Washington: Marijuana Sharing Law Passes House


By Steve Elliott
Hemp News

When Washington state's marijuana legalization law, I-502, passed, it didn't take long until folks figured out it is the most badly written "legalization" law yet passed. It's so badly written, in fact, that under this purportedly "progressive" legislation, it's a felony to pass a joint to your significant other.

Since the people of Washington apparently didn't read the damn thing before they passed I-502, seemingly not making it past "legalization" and thinking "how bad could THAT be?", it now falls upon the hapless Washington Legislature to fix the mess -- and that's pretty damn scary to anyone who knows just how clueless is that body of lawmakers when it comes to cannabis.

But they get points for trying, at least when it comes to the sharing issue. House Bill 2494, "An act relating to penalties for marijuana offenses," on Monday passed the Washington House on a 73 to 24 vote, and has been referred to committee in the Senate, reports Jake Ellison at the Seattle PI.

The bill would finally allow adults 21 and older to share up to half an ounce of cannabis flowers, eight ounces of infused edibles, and 36 ounces of cannabis-infused drinks, without being guilty of a felony as has been the case since this weird-ass brand of corporate "legalization" kicked in back in 2012.

Seattle's black-market marijuana delivery services won't be able to delivery $50 bongs with "free" cannabis, because the law specifies that the transfer of weed has to be noncommercial and "not dependent or conditioned upon or done in connection with the provision or receipt of financial consideration."

Since this IS, after all, the clueless Washington Legislature, they just HAD to put some bad stuff in HB 2494, as well.

What they've included is language which stiffens the penalties around possessing concentrates. If 2494 becomes the law, you will be required to have "packaging showing that the marijuana concentrates were purchased from a marijuana retailer."

Yep, boys and girls, this portion of the nightmare scenario that myself and a few other brave souls mentioned back in 2012 is coming to fruition. If this passes, you will be required to prove you bought your oil, shatter or vape mix from a 502 store, so you'd better save the damn packaging, or risk arrest. Seems the 502 merchants got just the legislation they paid for in this regard.

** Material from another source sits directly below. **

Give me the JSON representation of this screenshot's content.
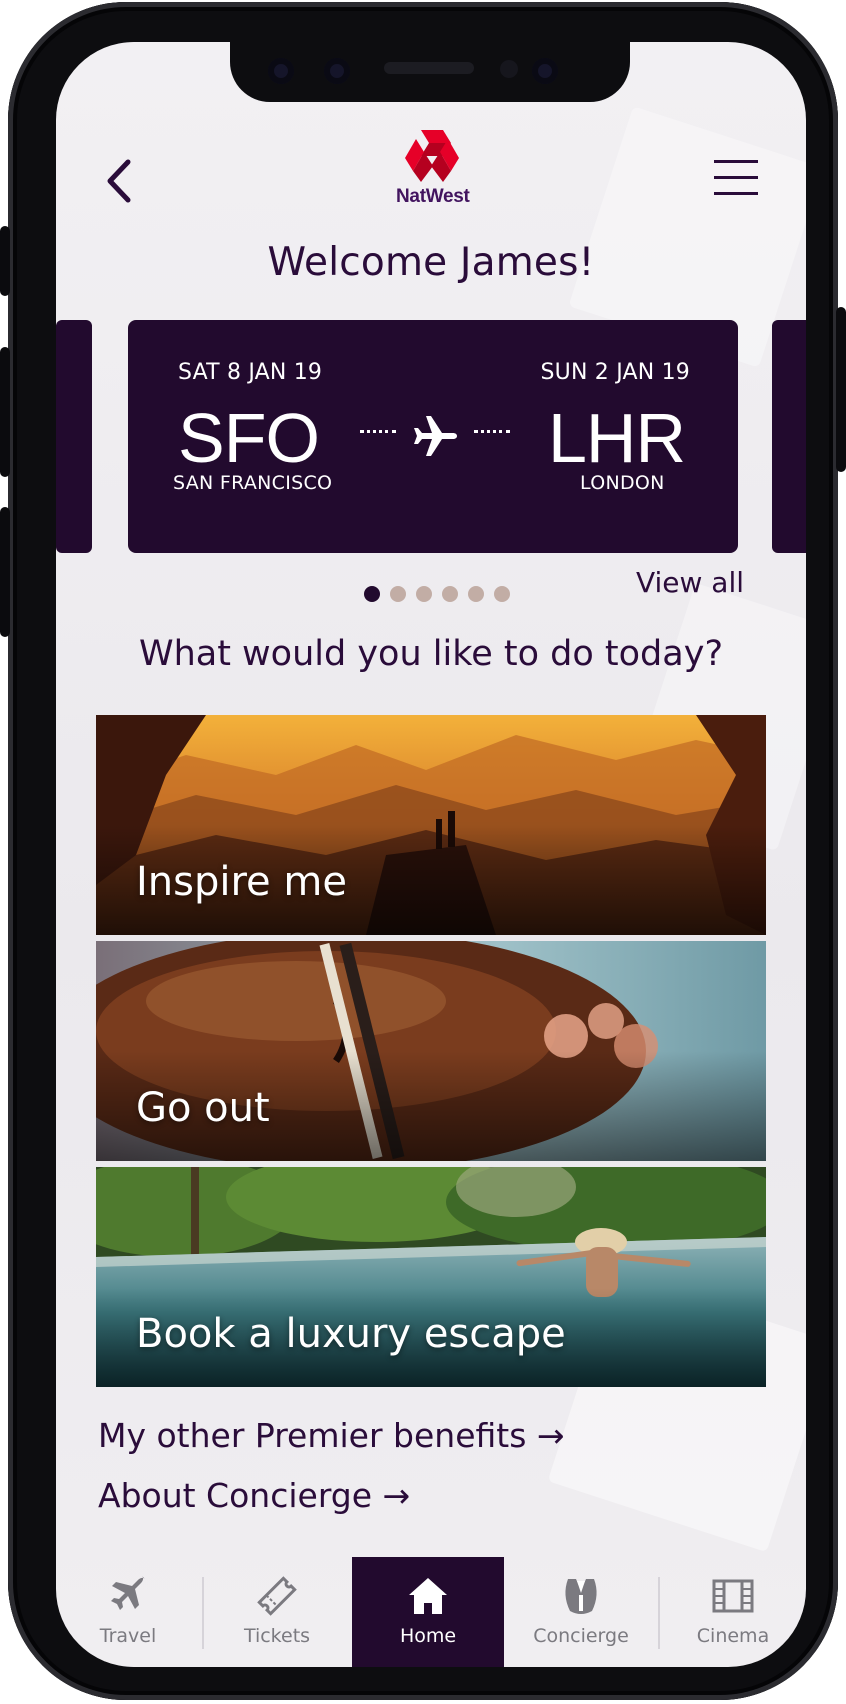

Seattle Mayor Ed Murray and City Attorney Pete Holmes are pushing for passage of both HB 2494 and another bill, HB 2368, which would implement a two-year pilot program of legal 502 cannabis delivery in Seattle.

"We must address illegal delivery services that are undermining I-502 and allow responsible businesses to offer delivery service in Seattle," reads a joint statement (sorry) from Murray and Holmes. "The proposed pilot delivery program, along with increased enforcement of existing marijuana laws, will better protect customers, patients and business owners, while strengthening the legal marijuana industry."

Does "increased enforcement of existing marijuana laws" sound like what you voted for when you thought you were voting for "legalization"? That's the damndest kind of "legalization" I've ever seen.

"HB 2494 eliminates criminal penalties for the non-commercial sharing of small amounts of marijuana between adults over the age of 21," the statement from Murray and Holmes reads. "It also reduces criminal penalties for possession of marijuana amounts that fall just outside of legal limits. Current law disproportionately impacts people of color and minority communities across the state, and is inconsistently enforced."

There had been a decent home grow bill before the Legislature (it would have allowed six plants), but Commerce & Gaming Committee Chairman Christopher Hurst (D-Enumclaw), a former narcotics cop, singlehandedly killed that one by refusing to allow his own committee to vote on it -- this after allowing severely ill patients to drive to Olympia from across the state to participate in what turned out to be a sham "hearing" when the decision had already been made to kill the home grow bill.